- The employment of the alien will have an adverse effect upon the wages and working conditions of U.S. workers similarly employed. In making this determination the Certifying Officer shall consider such things as labor market information, the special circumstances of the industry, organization, and/or occupation, the prevailing wage in the area of intended employment, and the prevailing working conditions, such as hours, in the occupation.
Section 656.21(b)(3) has been cited as a ground for denying labor certification in only two cases that have been decided by the Board. In one of those decisions, the panel found that the CO should have analyzed a restrictive job requirement under § 656.21(b)(2) rather than § 656.21(b)(3).
- In Stephen & Susan Levine , 90-INA-343 (Oct. 31, 1991), the CO cited § 656.21(b)(3) in denying certification on the ground that employer's split-shift requirement for a live-in housekeeper/child monitor is not customary for the occupation and because the employment of the alien under such circumstances would adversely affect the wages and working conditions of U.S. workers similarly employed. The panel found that the CO had incorrectly cited § 656.21(b)(3), and that the matter should have been analyzed as a business necessity issue under § 656.21(b)(2).
The other panel did not find that the CO could not raise an adverse effect issue to attack a restrictive job requirement, but remanded the matter because neither the CO nor the employers had adequately documented their respective positions.
- In Dr. William J. Raskoff & Dr. Carol Tabak , 89-INA-200 (June 21, 1991), the only issue considered by the CO was whether the employers' requirement of car ownership by applicants for the position of Child Monitor would have an adverse effect under § 656.24(b)(3). Both the CO and the employers were found by the panel to have made improper assumptions about car ownership and not to have adequately documented their respective positions. The panel remanded the matter, suggesting that the employers might consider reframing the job requirement (and that the CO could consider whether such a reframed requirement was "unduly restrictive"), but stating that if the employers continued to require car ownership the CO could raise the adverse effect issue provided that he documented that position.

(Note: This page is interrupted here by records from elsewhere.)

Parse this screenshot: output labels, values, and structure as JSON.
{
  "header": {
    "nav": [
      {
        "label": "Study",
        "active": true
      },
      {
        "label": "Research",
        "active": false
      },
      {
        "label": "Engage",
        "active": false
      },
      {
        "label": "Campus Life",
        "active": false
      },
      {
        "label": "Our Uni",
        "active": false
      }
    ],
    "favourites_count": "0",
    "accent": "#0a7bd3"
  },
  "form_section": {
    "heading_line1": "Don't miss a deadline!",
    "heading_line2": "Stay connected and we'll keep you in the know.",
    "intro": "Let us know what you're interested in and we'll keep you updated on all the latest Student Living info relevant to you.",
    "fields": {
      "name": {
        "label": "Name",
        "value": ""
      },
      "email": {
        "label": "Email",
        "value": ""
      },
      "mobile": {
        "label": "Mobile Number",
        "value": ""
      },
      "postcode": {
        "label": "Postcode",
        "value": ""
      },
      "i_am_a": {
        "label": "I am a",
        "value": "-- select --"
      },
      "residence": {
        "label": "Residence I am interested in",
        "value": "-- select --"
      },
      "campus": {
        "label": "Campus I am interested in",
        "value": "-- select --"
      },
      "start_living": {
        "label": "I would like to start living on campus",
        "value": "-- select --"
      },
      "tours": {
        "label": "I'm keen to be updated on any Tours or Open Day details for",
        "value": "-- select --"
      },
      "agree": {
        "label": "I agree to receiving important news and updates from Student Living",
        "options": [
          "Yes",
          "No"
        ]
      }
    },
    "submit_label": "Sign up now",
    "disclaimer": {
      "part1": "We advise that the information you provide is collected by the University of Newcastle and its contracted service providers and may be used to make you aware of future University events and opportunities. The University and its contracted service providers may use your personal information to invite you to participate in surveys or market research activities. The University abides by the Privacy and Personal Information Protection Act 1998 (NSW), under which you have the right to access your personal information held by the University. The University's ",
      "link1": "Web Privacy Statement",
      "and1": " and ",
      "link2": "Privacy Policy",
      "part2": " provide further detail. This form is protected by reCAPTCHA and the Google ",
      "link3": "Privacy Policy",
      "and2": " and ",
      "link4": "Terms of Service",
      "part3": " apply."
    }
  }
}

The regulations at § 656.24(b)(3) require the CO to consider special circumstances of the occupation when making an "adverse effect" determination. Because the determination is ultimately whether employment of the alien will have an adverse effect on the wages and working conditions of U.S. workers similarly employed, special circumstances of the occupation can include consideration of the individual needs of an employer. However, the existence of a special circumstance is only one element for consideration: the mere existence of a special circumstance does not guarantee that employment of the alien will not be found to have an adverse effect. Also considered under § 656.24(b)(3) are factors such as labor market information, the prevailing wage and working conditions, and any other special circumstance of the industry, organization or occupation.
- Dr. William J. Raskoff & Dr. Carol Tabak , 89-INA-200 (June 21, 1991). The employers argued that their need to have an employee who can report to the job quickly and reliably in the event of an emergency was a special circumstance of the occupation that justified the job requirement that an applicant for the position of Child Monitor own a car. The matter was remanded because of poor development of the record by both the CO and the employers.